Only about 60 works written by At-Termezi have survived, but according to some scholars, his oeuvre is said to have been at least 80 treatises. Some other sources even put the number up to 400 works. 

The collections of At-Termezi’s treatises are kept in the az-Zahiriyya library of Damascus and in Alexandria (Egypt); five manuscripts are in London, and some other books can be found in Leipzig and Istanbul. As the scholars believe, At-Termezi was well aware of the Buddhist, Christian and Manichean doctrines, and their influence can be traced in his treatises. At-Termezi won recognition of his contemporaries for his wide world outlook and profound knowledge, and so he got his nickname ‘the Sage of Termez’.  

At-Termezi was buried at the walls of the Termez citadel, and later a mausoleum constructed of baked bricks was built over the tomb. In the 11th century, the mausoleum walls were decorated with alabaster stucco carvings. Later a memorial mosque was built near the mausoleum. Its décor is dated back to the 12th century. In 1389, a new mausoleum was erected next to the old one and the most impressive edifice of the complex was constructed in 1405 – that was a two-portal khanaka (shelter for dervishes). Such architectural plan was quite an unusual phenomenon in Central Asia. Today, the mausoleum houses a small archeological museum, and its collection contains very rare and interesting exhibits shedding light on the everyday life of ancient people. Below the mausoleum ground level, there is a memorial room with a white marble grave stone ‘sagana’. The gravestone can be considered a real masterpiece of the Timurid decorative stone carving art and calligraphy.     

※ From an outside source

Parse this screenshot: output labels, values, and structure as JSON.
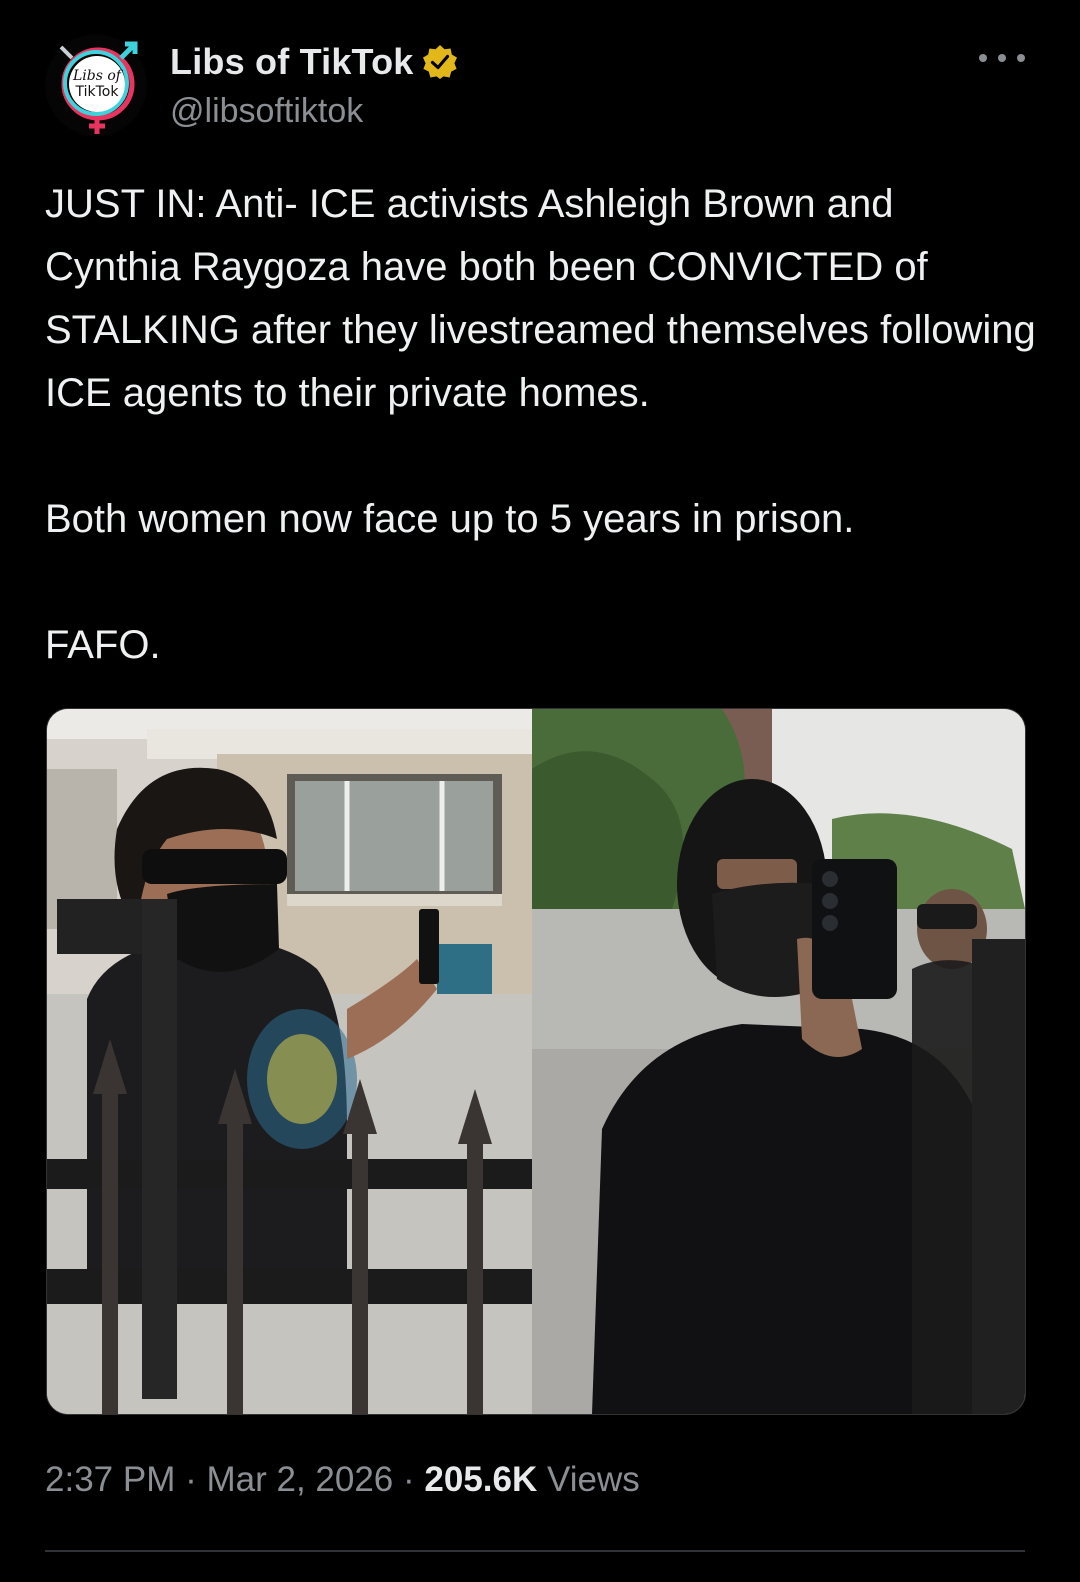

The mausoleum can impress everybody with its unusual shape and décor – the black, gold and white colours are saturated with various magic signs and symbols. Visiting the place helps to appreciate and understand the correctness of the great Sufi’s words: the material is transient, the spiritual is eternal.